§ **TASK**:
Your answer is one number, how many lines in the entries include "message".

─── ENTRIES SUPPLIED

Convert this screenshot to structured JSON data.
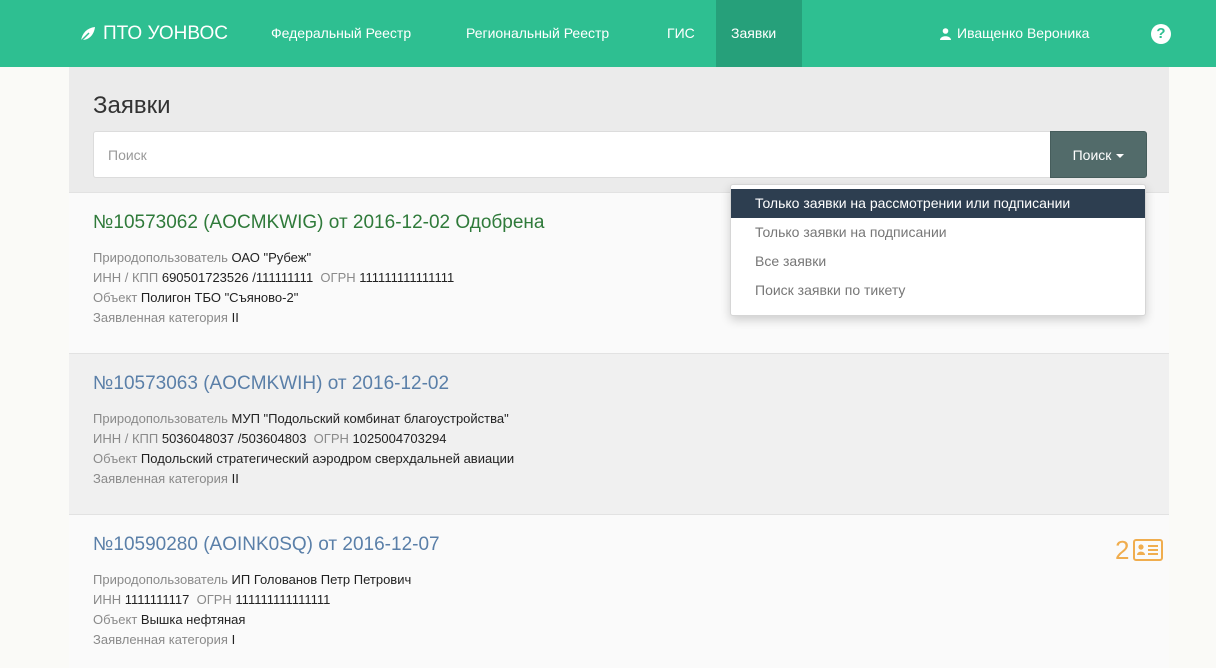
{
  "navbar": {
    "brand": "ПТО УОНВОС",
    "items": [
      {
        "label": "Федеральный Реестр",
        "active": false
      },
      {
        "label": "Региональный Реестр",
        "active": false
      },
      {
        "label": "ГИС",
        "active": false
      },
      {
        "label": "Заявки",
        "active": true
      }
    ],
    "user": "Иващенко Вероника",
    "help_symbol": "?",
    "brand_color": "#2ebf91"
  },
  "page": {
    "title": "Заявки"
  },
  "search": {
    "placeholder": "Поиск",
    "button_label": "Поиск"
  },
  "dropdown": {
    "items": [
      {
        "label": "Только заявки на рассмотрении или подписании",
        "active": true
      },
      {
        "label": "Только заявки на подписании",
        "active": false
      },
      {
        "label": "Все заявки",
        "active": false
      },
      {
        "label": "Поиск заявки по тикету",
        "active": false
      }
    ]
  },
  "labels": {
    "user": "Природопользователь",
    "inn_kpp": "ИНН / КПП",
    "inn": "ИНН",
    "ogrn": "ОГРН",
    "object": "Объект",
    "category": "Заявленная категория"
  },
  "applications": [
    {
      "title": "№10573062 (AOCMKWIG) от 2016-12-02 Одобрена",
      "user": "ОАО \"Рубеж\"",
      "inn_kpp": "690501723526 /111111111",
      "ogrn": "111111111111111",
      "object": "Полигон ТБО \"Съяново-2\"",
      "category": "II"
    },
    {
      "title": "№10573063 (AOCMKWIH) от 2016-12-02",
      "user": "МУП \"Подольский комбинат благоустройства\"",
      "inn_kpp": "5036048037 /503604803",
      "ogrn": "1025004703294",
      "object": "Подольский стратегический аэродром сверхдальней авиации",
      "category": "II"
    },
    {
      "title": "№10590280 (AOINK0SQ) от 2016-12-07",
      "user": "ИП Голованов Петр Петрович",
      "inn": "1111111117",
      "ogrn": "111111111111111",
      "object": "Вышка нефтяная",
      "category": "I",
      "badge_count": "2",
      "badge_icon": "id-card-icon"
    }
  ]
}
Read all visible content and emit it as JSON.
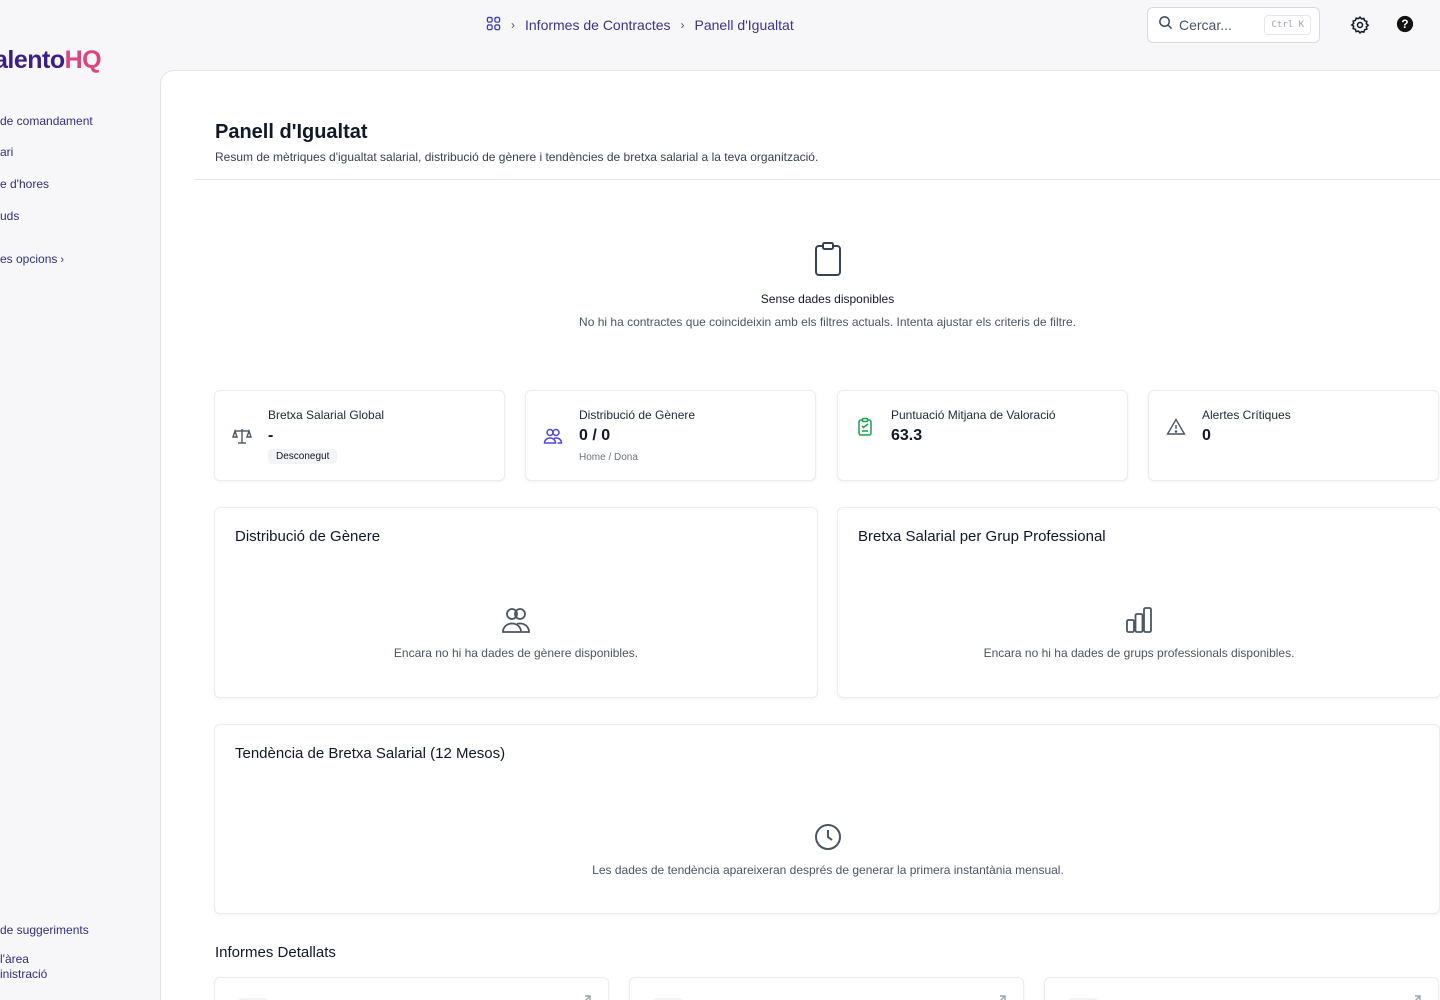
{
  "sidebar": {
    "logo_main": "alento",
    "logo_accent": "HQ",
    "items": [
      {
        "label": "de comandament"
      },
      {
        "label": "ari"
      },
      {
        "label": "e d'hores"
      },
      {
        "label": "uds"
      }
    ],
    "more_label": "es opcions",
    "bottom": [
      {
        "label": "de suggeriments"
      },
      {
        "label_line1": "l'àrea",
        "label_line2": "inistració"
      }
    ]
  },
  "breadcrumb": {
    "home_icon": "grid-icon",
    "items": [
      "Informes de Contractes",
      "Panell d'Igualtat"
    ]
  },
  "search": {
    "placeholder": "Cercar...",
    "shortcut": "Ctrl K"
  },
  "header_icons": [
    "settings-icon",
    "help-icon"
  ],
  "page": {
    "title": "Panell d'Igualtat",
    "subtitle": "Resum de mètriques d'igualtat salarial, distribució de gènere i tendències de bretxa salarial a la teva organització."
  },
  "empty_state": {
    "icon": "clipboard-icon",
    "title": "Sense dades disponibles",
    "description": "No hi ha contractes que coincideixin amb els filtres actuals. Intenta ajustar els criteris de filtre."
  },
  "stats": [
    {
      "icon": "scale-icon",
      "label": "Bretxa Salarial Global",
      "value": "-",
      "badge": "Desconegut"
    },
    {
      "icon": "users-icon",
      "label": "Distribució de Gènere",
      "value": "0 / 0",
      "hint": "Home / Dona"
    },
    {
      "icon": "clipboard-check-icon",
      "label": "Puntuació Mitjana de Valoració",
      "value": "63.3"
    },
    {
      "icon": "warning-icon",
      "label": "Alertes Crítiques",
      "value": "0"
    }
  ],
  "panels": {
    "gender": {
      "title": "Distribució de Gènere",
      "message": "Encara no hi ha dades de gènere disponibles."
    },
    "groups": {
      "title": "Bretxa Salarial per Grup Professional",
      "message": "Encara no hi ha dades de grups professionals disponibles."
    },
    "trend": {
      "title": "Tendència de Bretxa Salarial (12 Mesos)",
      "message": "Les dades de tendència apareixeran després de generar la primera instantània mensual."
    }
  },
  "reports": {
    "title": "Informes Detallats"
  },
  "colors": {
    "accent": "#3b1d8f",
    "brand_pink": "#e0457a",
    "green": "#16a34a",
    "indigo": "#4f46e5"
  }
}
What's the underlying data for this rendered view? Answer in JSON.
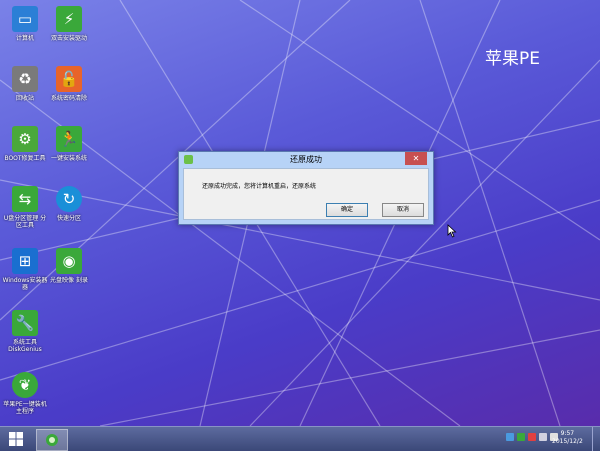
{
  "desktop": {
    "brand": "苹果PE",
    "icons": [
      {
        "label": "计算机",
        "icon": "computer-icon",
        "color": "#2b7fd6"
      },
      {
        "label": "双击安装驱动",
        "icon": "lightning-icon",
        "color": "#3aa83a"
      },
      {
        "label": "回收站",
        "icon": "recycle-bin-icon",
        "color": "#7a7a7a"
      },
      {
        "label": "系统密码清除",
        "icon": "unlock-icon",
        "color": "#e8642a"
      },
      {
        "label": "BOOT修复工具",
        "icon": "gear-icon",
        "color": "#4aa83a"
      },
      {
        "label": "一键安装系统",
        "icon": "running-man-icon",
        "color": "#3aa83a"
      },
      {
        "label": "U盘分区管理 分区工具",
        "icon": "partition-icon",
        "color": "#3aa83a"
      },
      {
        "label": "快速分区",
        "icon": "refresh-icon",
        "color": "#1a8fd8"
      },
      {
        "label": "Windows安装器 器",
        "icon": "windows-icon",
        "color": "#1a6fd0"
      },
      {
        "label": "光盘映像 刻录",
        "icon": "disc-icon",
        "color": "#3aa83a"
      },
      {
        "label": "系统工具 DiskGenius",
        "icon": "wrench-icon",
        "color": "#3aa83a"
      },
      {
        "label": "苹果PE一键装机 主程序",
        "icon": "apple-pe-icon",
        "color": "#3aa83a"
      }
    ]
  },
  "dialog": {
    "title": "还原成功",
    "message": "还原成功完成，您将计算机重启，还原系统",
    "ok_label": "确定",
    "cancel_label": "取消",
    "close_label": "✕"
  },
  "taskbar": {
    "clock_time": "9:57",
    "clock_date": "2015/12/2"
  }
}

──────

§ **RESULT OF THE EXERCISE**:
4